Furthermore, I’m very proud of the growth of our annual conference; the last one (October 2017, in London) attracted more than 700 delegates from 80 countries. This means that the willingness to reform correctional systems is clearly present and that participants see our event as one where they can learn and then transfer that knowledge to their systems.
The annual Correctional Excellence Awards are also quite an accomplishment as we feel that it is crucial to give recognition for achievements in the field – Pedro das Neves, the founder, and director of JUSTICE TRENDS received an award during our 2017 Conference. Our Awards Programme is becoming well recognised and year on year the number of good nominations are increasing.
I should also mention our thematic ‘Networks’; these are groups of members and experts who actively participate in activities/discussions that support the work of ICPA. Then, last but not least, our “Advancing Corrections Journal”; it’s a peer-reviewed publication that provides an international forum for the dissemination of new research, policies and practices related to advancing corrections worldwide and it’s on its 4th issue.
How do you comment on ICPA’s evolution and how do you see it in the future?
PS: ICPA has a strong basis and a promising future. We’re growing and steadily doing more and more; we now have a network of thousands of corrections professionals and a whole host of initiatives and events to serve them.

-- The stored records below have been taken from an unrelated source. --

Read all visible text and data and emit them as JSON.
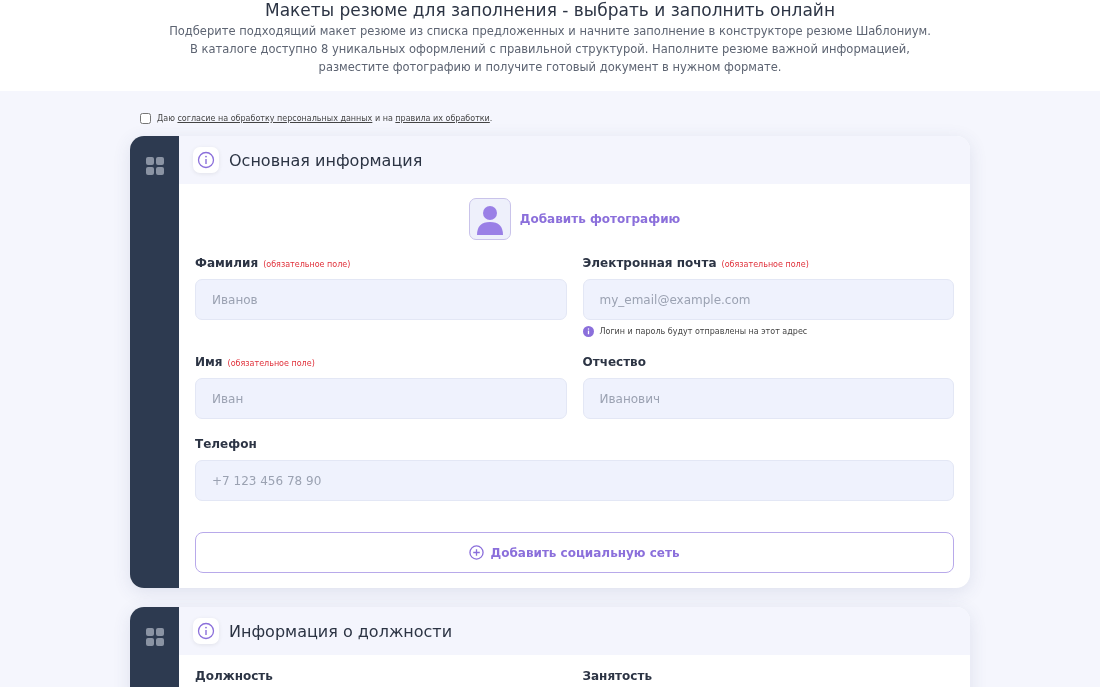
{
  "page_title": "Макеты резюме для заполнения - выбрать и заполнить онлайн",
  "intro": [
    "Подберите подходящий макет резюме из списка предложенных и начните заполнение в конструкторе резюме Шаблониум.",
    "В каталоге доступно 8 уникальных оформлений с правильной структурой. Наполните резюме важной информацией,",
    "разместите фотографию и получите готовый документ в нужном формате."
  ],
  "consent": {
    "checked": false,
    "prefix": "Даю",
    "link1": "согласие на обработку персональных данных",
    "middle": "и на",
    "link2": "правила их обработки",
    "suffix": "."
  },
  "sections": [
    {
      "title": "Основная информация",
      "photo_button": "Добавить фотографию",
      "fields": [
        {
          "label": "Фамилия",
          "required": "(обязательное поле)",
          "placeholder": "Иванов"
        },
        {
          "label": "Электронная почта",
          "required": "(обязательное поле)",
          "placeholder": "my_email@example.com",
          "hint": "Логин и пароль будут отправлены на этот адрес"
        },
        {
          "label": "Имя",
          "required": "(обязательное поле)",
          "placeholder": "Иван"
        },
        {
          "label": "Отчество",
          "placeholder": "Иванович"
        },
        {
          "label": "Телефон",
          "placeholder": "+7 123 456 78 90"
        }
      ],
      "add_button": "Добавить социальную сеть"
    },
    {
      "title": "Информация о должности",
      "fields": [
        {
          "label": "Должность"
        },
        {
          "label": "Занятость"
        }
      ]
    }
  ]
}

Two years ago we presented our strategic goals for the years to come and we had identified three key-priorities including “delivering world-class conferences”, “facilitating transformational leadership training” – which has been started in Africa – and “facilitating the implementation and delivery of evidence-based interventions”.
We’ve established this overarching vision to guide our way forward.
It is my hope that ICPA will continue to be recognised internationally for inspiring organisations, volunteers, groups, and individuals to advance the principles and practices of evidence-based, professional correctional services; and for empowering practitioners, service-delivery personnel, policy makers, academia and private sector suppliers to be creative, to value all ideas and to accept and learn from mistakes.
ICPA functions as a global platform allowing for the innovation of approaches, ideas, and solutions aiming at the development, implementation, and monitoring of practitioner-oriented professional correctional services.
We are now planning for our 20th-anniversary conference that will take place on October 21-26, 2018, in Montreal, Canada. This will be a great opportunity to shape the Association’s future for the next 20 years.
Peter van der Sande is the President of ICPA since 2011. Prior to being elected as ICPA’s president, he was the Director General of the Custodial Institutions Agency of The Netherlands for twelve years, managing prisons, correctional institutions for juvenile offenders, and forensic psychiatric centers. Before, he worked in various management positions in The Netherlands government for more than two decades.